#### What this task involves
Go through the records and copy each line where the word "address" occurs.

#### Information supplied
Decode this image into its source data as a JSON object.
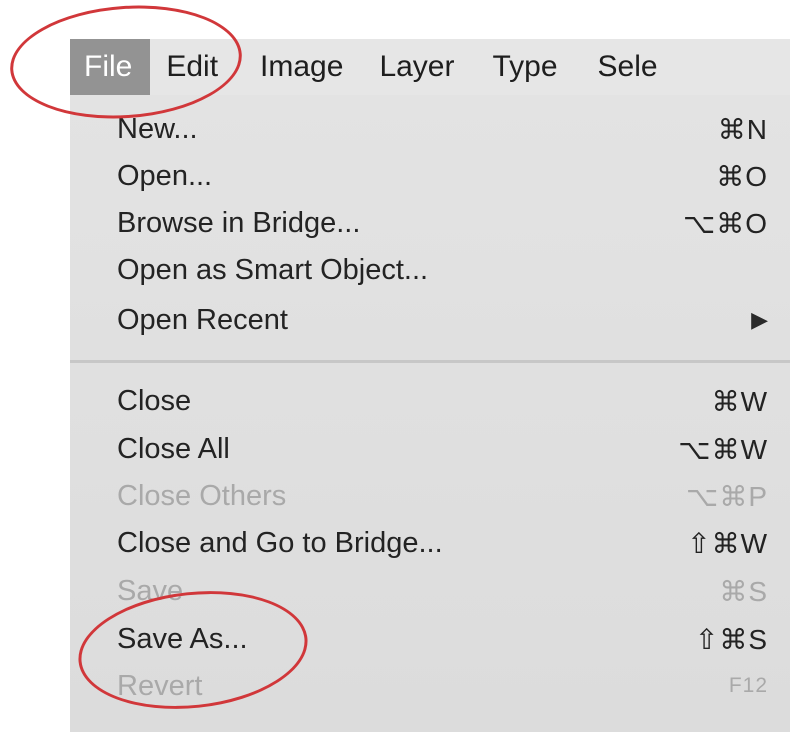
{
  "menubar": {
    "items": [
      {
        "label": "File",
        "active": true
      },
      {
        "label": "Edit"
      },
      {
        "label": "Image"
      },
      {
        "label": "Layer"
      },
      {
        "label": "Type"
      },
      {
        "label": "Sele"
      }
    ]
  },
  "file_menu": {
    "items": [
      {
        "label": "New...",
        "shortcut": "⌘N",
        "enabled": true
      },
      {
        "label": "Open...",
        "shortcut": "⌘O",
        "enabled": true
      },
      {
        "label": "Browse in Bridge...",
        "shortcut": "⌥⌘O",
        "enabled": true
      },
      {
        "label": "Open as Smart Object...",
        "shortcut": "",
        "enabled": true
      },
      {
        "label": "Open Recent",
        "submenu_arrow": "▶",
        "enabled": true
      },
      {
        "label": "Close",
        "shortcut": "⌘W",
        "enabled": true
      },
      {
        "label": "Close All",
        "shortcut": "⌥⌘W",
        "enabled": true
      },
      {
        "label": "Close Others",
        "shortcut": "⌥⌘P",
        "enabled": false
      },
      {
        "label": "Close and Go to Bridge...",
        "shortcut": "⇧⌘W",
        "enabled": true
      },
      {
        "label": "Save",
        "shortcut": "⌘S",
        "enabled": false
      },
      {
        "label": "Save As...",
        "shortcut": "⇧⌘S",
        "enabled": true
      },
      {
        "label": "Revert",
        "shortcut": "F12",
        "enabled": false
      }
    ]
  },
  "annotations": {
    "color": "#d1373a",
    "highlighted": [
      "File",
      "Save As..."
    ]
  },
  "colors": {
    "menu_background": "#e3e3e3",
    "active_highlight": "#939393",
    "disabled_text": "#a9a9a9"
  }
}
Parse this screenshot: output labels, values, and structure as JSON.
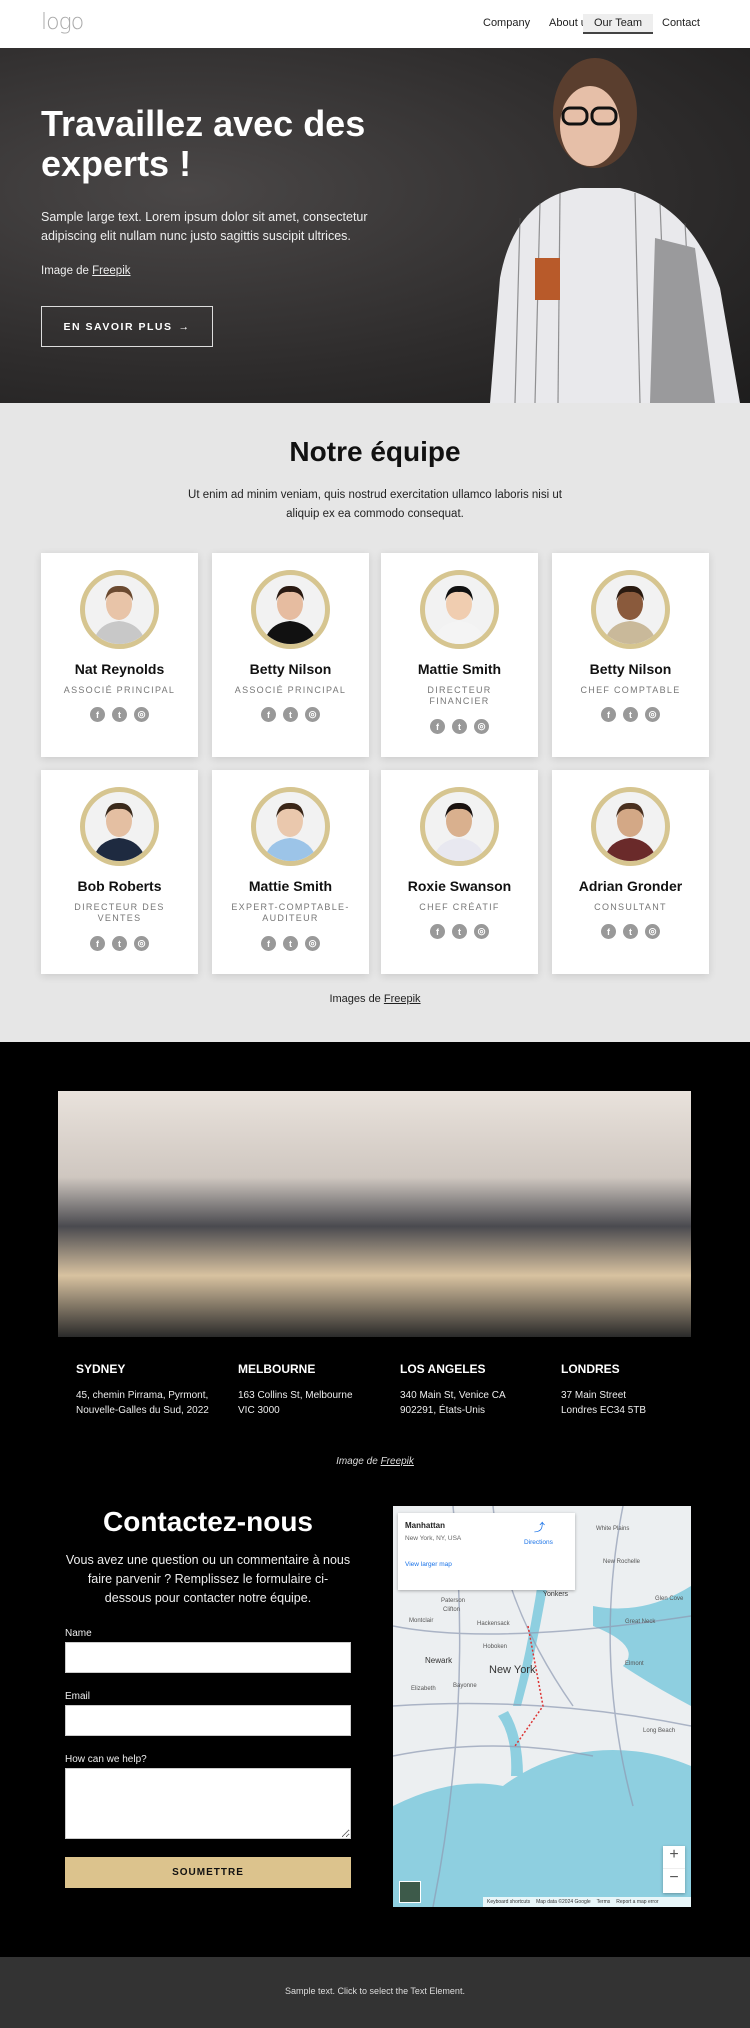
{
  "nav": {
    "logo": "logo",
    "items": [
      {
        "label": "Company"
      },
      {
        "label": "About us"
      },
      {
        "label": "Our Team",
        "active": true
      },
      {
        "label": "Contact"
      }
    ]
  },
  "hero": {
    "title": "Travaillez avec des experts !",
    "text": "Sample large text. Lorem ipsum dolor sit amet, consectetur adipiscing elit nullam nunc justo sagittis suscipit ultrices.",
    "credit_prefix": "Image de",
    "credit_link": "Freepik",
    "button": "EN SAVOIR PLUS",
    "button_icon": "arrow-right-icon"
  },
  "team": {
    "title": "Notre équipe",
    "text": "Ut enim ad minim veniam, quis nostrud exercitation ullamco laboris nisi ut aliquip ex ea commodo consequat.",
    "members": [
      {
        "name": "Nat Reynolds",
        "role": "ASSOCIÉ PRINCIPAL"
      },
      {
        "name": "Betty Nilson",
        "role": "ASSOCIÉ PRINCIPAL"
      },
      {
        "name": "Mattie Smith",
        "role": "DIRECTEUR FINANCIER"
      },
      {
        "name": "Betty Nilson",
        "role": "CHEF COMPTABLE"
      },
      {
        "name": "Bob Roberts",
        "role": "DIRECTEUR DES VENTES"
      },
      {
        "name": "Mattie Smith",
        "role": "EXPERT-COMPTABLE-AUDITEUR"
      },
      {
        "name": "Roxie Swanson",
        "role": "CHEF CRÉATIF"
      },
      {
        "name": "Adrian Gronder",
        "role": "CONSULTANT"
      }
    ],
    "social_icons": [
      "facebook-icon",
      "twitter-icon",
      "instagram-icon"
    ],
    "credit_prefix": "Images de",
    "credit_link": "Freepik",
    "accent": "#d6c590"
  },
  "offices": {
    "cities": [
      {
        "name": "SYDNEY",
        "address": "45, chemin Pirrama, Pyrmont, Nouvelle-Galles du Sud, 2022"
      },
      {
        "name": "MELBOURNE",
        "address": "163 Collins St, Melbourne VIC 3000"
      },
      {
        "name": "LOS ANGELES",
        "address": "340 Main St, Venice CA 902291, États-Unis"
      },
      {
        "name": "LONDRES",
        "address": "37 Main Street Londres EC34 5TB"
      }
    ],
    "credit_prefix": "Image de",
    "credit_link": "Freepik"
  },
  "contact": {
    "title": "Contactez-nous",
    "text": "Vous avez une question ou un commentaire à nous faire parvenir ? Remplissez le formulaire ci-dessous pour contacter notre équipe.",
    "name_label": "Name",
    "name_value": "",
    "email_label": "Email",
    "email_value": "",
    "help_label": "How can we help?",
    "help_value": "",
    "submit": "SOUMETTRE",
    "submit_color": "#dcc38d"
  },
  "map": {
    "place": "Manhattan",
    "address": "New York, NY, USA",
    "directions": "Directions",
    "larger": "View larger map",
    "city_label": "New York",
    "labels": [
      "Yonkers",
      "Paterson",
      "Hackensack",
      "Newark",
      "Elizabeth",
      "Bayonne",
      "Hoboken",
      "Long Beach",
      "Glen Cove",
      "Great Neck",
      "Elmont",
      "Clifton",
      "Montclair",
      "White Plains",
      "New Rochelle"
    ],
    "attribution": [
      "Keyboard shortcuts",
      "Map data ©2024 Google",
      "Terms",
      "Report a map error"
    ]
  },
  "footer": {
    "text": "Sample text. Click to select the Text Element."
  }
}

#### Problem solution
        "address": "45, chemin Pirrama, Pyrmont, Nouvelle-Galles du Sud, 2022"
        "address": "163 Collins St, Melbourne VIC 3000"
        "address": "340 Main St, Venice CA 902291, États-Unis"
        "address": "37 Main Street Londres EC34 5TB"
    "address": "New York, NY, USA",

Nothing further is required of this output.